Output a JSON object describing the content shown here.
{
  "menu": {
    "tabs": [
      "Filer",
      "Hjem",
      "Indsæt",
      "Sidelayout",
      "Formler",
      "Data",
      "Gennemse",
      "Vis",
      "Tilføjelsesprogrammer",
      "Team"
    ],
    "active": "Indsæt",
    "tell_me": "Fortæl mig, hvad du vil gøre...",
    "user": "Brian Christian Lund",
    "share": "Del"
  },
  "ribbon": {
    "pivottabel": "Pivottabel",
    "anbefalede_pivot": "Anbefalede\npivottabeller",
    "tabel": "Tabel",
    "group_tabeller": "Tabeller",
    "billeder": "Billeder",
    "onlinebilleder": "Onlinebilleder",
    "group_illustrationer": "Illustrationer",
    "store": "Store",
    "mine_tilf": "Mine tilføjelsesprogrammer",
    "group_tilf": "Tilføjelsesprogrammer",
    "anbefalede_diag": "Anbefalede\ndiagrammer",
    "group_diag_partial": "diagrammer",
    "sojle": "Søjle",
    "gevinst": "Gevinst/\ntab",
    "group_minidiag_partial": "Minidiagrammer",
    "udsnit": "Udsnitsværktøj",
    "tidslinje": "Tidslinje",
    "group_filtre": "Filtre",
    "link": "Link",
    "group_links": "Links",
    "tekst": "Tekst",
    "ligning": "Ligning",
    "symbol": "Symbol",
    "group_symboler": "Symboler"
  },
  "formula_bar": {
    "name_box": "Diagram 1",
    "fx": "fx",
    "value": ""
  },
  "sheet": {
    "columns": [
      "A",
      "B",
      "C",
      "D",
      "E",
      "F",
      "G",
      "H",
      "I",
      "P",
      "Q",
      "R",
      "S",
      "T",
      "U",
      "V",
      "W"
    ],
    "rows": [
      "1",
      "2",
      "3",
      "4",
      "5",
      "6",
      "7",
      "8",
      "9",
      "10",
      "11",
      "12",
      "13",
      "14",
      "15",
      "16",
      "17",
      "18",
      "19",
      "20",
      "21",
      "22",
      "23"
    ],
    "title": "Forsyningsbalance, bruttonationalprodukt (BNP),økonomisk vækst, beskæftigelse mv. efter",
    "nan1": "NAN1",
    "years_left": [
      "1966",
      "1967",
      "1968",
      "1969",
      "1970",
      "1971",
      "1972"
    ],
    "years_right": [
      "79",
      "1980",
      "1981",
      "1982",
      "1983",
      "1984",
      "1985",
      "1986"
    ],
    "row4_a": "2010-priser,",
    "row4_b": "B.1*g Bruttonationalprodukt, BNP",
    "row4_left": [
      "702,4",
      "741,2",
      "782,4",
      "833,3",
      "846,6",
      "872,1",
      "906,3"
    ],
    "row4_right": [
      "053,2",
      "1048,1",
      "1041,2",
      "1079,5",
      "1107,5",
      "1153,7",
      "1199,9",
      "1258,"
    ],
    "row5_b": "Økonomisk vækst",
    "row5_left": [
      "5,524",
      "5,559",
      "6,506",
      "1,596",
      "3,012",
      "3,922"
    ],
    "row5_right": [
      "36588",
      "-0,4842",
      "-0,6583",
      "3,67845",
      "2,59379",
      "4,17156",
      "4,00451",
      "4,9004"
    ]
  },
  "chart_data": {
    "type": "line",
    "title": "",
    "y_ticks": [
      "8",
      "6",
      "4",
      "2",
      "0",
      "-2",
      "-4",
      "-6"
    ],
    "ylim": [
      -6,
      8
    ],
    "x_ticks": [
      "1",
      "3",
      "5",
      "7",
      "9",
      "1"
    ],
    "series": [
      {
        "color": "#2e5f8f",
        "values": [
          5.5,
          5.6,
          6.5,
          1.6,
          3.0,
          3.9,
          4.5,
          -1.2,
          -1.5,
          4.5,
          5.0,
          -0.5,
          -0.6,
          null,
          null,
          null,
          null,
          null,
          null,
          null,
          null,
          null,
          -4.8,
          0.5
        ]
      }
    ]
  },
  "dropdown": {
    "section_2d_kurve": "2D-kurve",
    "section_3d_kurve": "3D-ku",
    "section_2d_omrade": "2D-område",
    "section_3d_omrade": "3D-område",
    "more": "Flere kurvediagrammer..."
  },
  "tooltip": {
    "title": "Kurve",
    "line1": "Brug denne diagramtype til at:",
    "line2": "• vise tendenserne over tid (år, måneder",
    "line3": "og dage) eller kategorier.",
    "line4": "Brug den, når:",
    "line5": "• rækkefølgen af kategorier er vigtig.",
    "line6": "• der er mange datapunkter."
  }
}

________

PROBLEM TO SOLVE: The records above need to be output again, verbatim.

EXPECTED OUTPUT:
Output a JSON object describing the content shown here.
{
  "menu": {
    "tabs": [
      "Filer",
      "Hjem",
      "Indsæt",
      "Sidelayout",
      "Formler",
      "Data",
      "Gennemse",
      "Vis",
      "Tilføjelsesprogrammer",
      "Team"
    ],
    "active": "Indsæt",
    "tell_me": "Fortæl mig, hvad du vil gøre...",
    "user": "Brian Christian Lund",
    "share": "Del"
  },
  "ribbon": {
    "pivottabel": "Pivottabel",
    "anbefalede_pivot": "Anbefalede\npivottabeller",
    "tabel": "Tabel",
    "group_tabeller": "Tabeller",
    "billeder": "Billeder",
    "onlinebilleder": "Onlinebilleder",
    "group_illustrationer": "Illustrationer",
    "store": "Store",
    "mine_tilf": "Mine tilføjelsesprogrammer",
    "group_tilf": "Tilføjelsesprogrammer",
    "anbefalede_diag": "Anbefalede\ndiagrammer",
    "group_diag_partial": "diagrammer",
    "sojle": "Søjle",
    "gevinst": "Gevinst/\ntab",
    "group_minidiag_partial": "Minidiagrammer",
    "udsnit": "Udsnitsværktøj",
    "tidslinje": "Tidslinje",
    "group_filtre": "Filtre",
    "link": "Link",
    "group_links": "Links",
    "tekst": "Tekst",
    "ligning": "Ligning",
    "symbol": "Symbol",
    "group_symboler": "Symboler"
  },
  "formula_bar": {
    "name_box": "Diagram 1",
    "fx": "fx",
    "value": ""
  },
  "sheet": {
    "columns": [
      "A",
      "B",
      "C",
      "D",
      "E",
      "F",
      "G",
      "H",
      "I",
      "P",
      "Q",
      "R",
      "S",
      "T",
      "U",
      "V",
      "W"
    ],
    "rows": [
      "1",
      "2",
      "3",
      "4",
      "5",
      "6",
      "7",
      "8",
      "9",
      "10",
      "11",
      "12",
      "13",
      "14",
      "15",
      "16",
      "17",
      "18",
      "19",
      "20",
      "21",
      "22",
      "23"
    ],
    "title": "Forsyningsbalance, bruttonationalprodukt (BNP),økonomisk vækst, beskæftigelse mv. efter",
    "nan1": "NAN1",
    "years_left": [
      "1966",
      "1967",
      "1968",
      "1969",
      "1970",
      "1971",
      "1972"
    ],
    "years_right": [
      "79",
      "1980",
      "1981",
      "1982",
      "1983",
      "1984",
      "1985",
      "1986"
    ],
    "row4_a": "2010-priser,",
    "row4_b": "B.1*g Bruttonationalprodukt, BNP",
    "row4_left": [
      "702,4",
      "741,2",
      "782,4",
      "833,3",
      "846,6",
      "872,1",
      "906,3"
    ],
    "row4_right": [
      "053,2",
      "1048,1",
      "1041,2",
      "1079,5",
      "1107,5",
      "1153,7",
      "1199,9",
      "1258,"
    ],
    "row5_b": "Økonomisk vækst",
    "row5_left": [
      "5,524",
      "5,559",
      "6,506",
      "1,596",
      "3,012",
      "3,922"
    ],
    "row5_right": [
      "36588",
      "-0,4842",
      "-0,6583",
      "3,67845",
      "2,59379",
      "4,17156",
      "4,00451",
      "4,9004"
    ]
  },
  "chart_data": {
    "type": "line",
    "title": "",
    "y_ticks": [
      "8",
      "6",
      "4",
      "2",
      "0",
      "-2",
      "-4",
      "-6"
    ],
    "ylim": [
      -6,
      8
    ],
    "x_ticks": [
      "1",
      "3",
      "5",
      "7",
      "9",
      "1"
    ],
    "series": [
      {
        "color": "#2e5f8f",
        "values": [
          5.5,
          5.6,
          6.5,
          1.6,
          3.0,
          3.9,
          4.5,
          -1.2,
          -1.5,
          4.5,
          5.0,
          -0.5,
          -0.6,
          null,
          null,
          null,
          null,
          null,
          null,
          null,
          null,
          null,
          -4.8,
          0.5
        ]
      }
    ]
  },
  "dropdown": {
    "section_2d_kurve": "2D-kurve",
    "section_3d_kurve": "3D-ku",
    "section_2d_omrade": "2D-område",
    "section_3d_omrade": "3D-område",
    "more": "Flere kurvediagrammer..."
  },
  "tooltip": {
    "title": "Kurve",
    "line1": "Brug denne diagramtype til at:",
    "line2": "• vise tendenserne over tid (år, måneder",
    "line3": "og dage) eller kategorier.",
    "line4": "Brug den, når:",
    "line5": "• rækkefølgen af kategorier er vigtig.",
    "line6": "• der er mange datapunkter."
  }
}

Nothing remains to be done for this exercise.